__About this task__
Could you restate every record below word for word?

__Input records__
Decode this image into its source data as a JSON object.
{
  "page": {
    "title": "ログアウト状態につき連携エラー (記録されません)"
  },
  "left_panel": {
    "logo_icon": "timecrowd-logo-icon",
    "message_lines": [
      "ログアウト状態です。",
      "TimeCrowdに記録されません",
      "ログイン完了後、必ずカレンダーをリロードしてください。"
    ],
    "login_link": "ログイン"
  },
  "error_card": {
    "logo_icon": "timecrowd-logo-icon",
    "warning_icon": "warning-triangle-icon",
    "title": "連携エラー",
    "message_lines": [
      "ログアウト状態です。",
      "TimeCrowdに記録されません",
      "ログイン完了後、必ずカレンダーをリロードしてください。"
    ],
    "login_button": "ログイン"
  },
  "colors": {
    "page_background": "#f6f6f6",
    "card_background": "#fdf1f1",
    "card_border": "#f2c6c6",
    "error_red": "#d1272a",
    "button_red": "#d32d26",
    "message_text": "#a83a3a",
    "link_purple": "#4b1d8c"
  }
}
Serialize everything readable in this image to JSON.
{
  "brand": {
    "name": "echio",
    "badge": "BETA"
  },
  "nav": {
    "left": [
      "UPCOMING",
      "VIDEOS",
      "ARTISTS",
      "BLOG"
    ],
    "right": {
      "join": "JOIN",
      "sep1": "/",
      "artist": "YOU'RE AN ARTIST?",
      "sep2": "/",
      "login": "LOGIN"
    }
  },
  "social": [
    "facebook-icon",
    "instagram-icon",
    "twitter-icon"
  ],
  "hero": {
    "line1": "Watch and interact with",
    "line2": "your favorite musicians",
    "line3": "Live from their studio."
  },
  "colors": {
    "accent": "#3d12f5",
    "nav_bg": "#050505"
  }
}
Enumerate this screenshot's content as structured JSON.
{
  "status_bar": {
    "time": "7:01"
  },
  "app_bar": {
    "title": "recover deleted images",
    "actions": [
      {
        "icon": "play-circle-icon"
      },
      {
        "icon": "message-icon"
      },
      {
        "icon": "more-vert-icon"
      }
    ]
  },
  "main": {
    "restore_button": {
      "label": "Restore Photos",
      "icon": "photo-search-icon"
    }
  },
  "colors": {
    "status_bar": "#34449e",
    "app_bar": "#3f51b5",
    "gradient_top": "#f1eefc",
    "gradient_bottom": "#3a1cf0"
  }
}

__Output of the exercise__
Decode this image into its source data as a JSON object.
{
  "page": {
    "title": "ログアウト状態につき連携エラー (記録されません)"
  },
  "left_panel": {
    "logo_icon": "timecrowd-logo-icon",
    "message_lines": [
      "ログアウト状態です。",
      "TimeCrowdに記録されません",
      "ログイン完了後、必ずカレンダーをリロードしてください。"
    ],
    "login_link": "ログイン"
  },
  "error_card": {
    "logo_icon": "timecrowd-logo-icon",
    "warning_icon": "warning-triangle-icon",
    "title": "連携エラー",
    "message_lines": [
      "ログアウト状態です。",
      "TimeCrowdに記録されません",
      "ログイン完了後、必ずカレンダーをリロードしてください。"
    ],
    "login_button": "ログイン"
  },
  "colors": {
    "page_background": "#f6f6f6",
    "card_background": "#fdf1f1",
    "card_border": "#f2c6c6",
    "error_red": "#d1272a",
    "button_red": "#d32d26",
    "message_text": "#a83a3a",
    "link_purple": "#4b1d8c"
  }
}
Serialize everything readable in this image to JSON.
{
  "brand": {
    "name": "echio",
    "badge": "BETA"
  },
  "nav": {
    "left": [
      "UPCOMING",
      "VIDEOS",
      "ARTISTS",
      "BLOG"
    ],
    "right": {
      "join": "JOIN",
      "sep1": "/",
      "artist": "YOU'RE AN ARTIST?",
      "sep2": "/",
      "login": "LOGIN"
    }
  },
  "social": [
    "facebook-icon",
    "instagram-icon",
    "twitter-icon"
  ],
  "hero": {
    "line1": "Watch and interact with",
    "line2": "your favorite musicians",
    "line3": "Live from their studio."
  },
  "colors": {
    "accent": "#3d12f5",
    "nav_bg": "#050505"
  }
}
Enumerate this screenshot's content as structured JSON.
{
  "status_bar": {
    "time": "7:01"
  },
  "app_bar": {
    "title": "recover deleted images",
    "actions": [
      {
        "icon": "play-circle-icon"
      },
      {
        "icon": "message-icon"
      },
      {
        "icon": "more-vert-icon"
      }
    ]
  },
  "main": {
    "restore_button": {
      "label": "Restore Photos",
      "icon": "photo-search-icon"
    }
  },
  "colors": {
    "status_bar": "#34449e",
    "app_bar": "#3f51b5",
    "gradient_top": "#f1eefc",
    "gradient_bottom": "#3a1cf0"
  }
}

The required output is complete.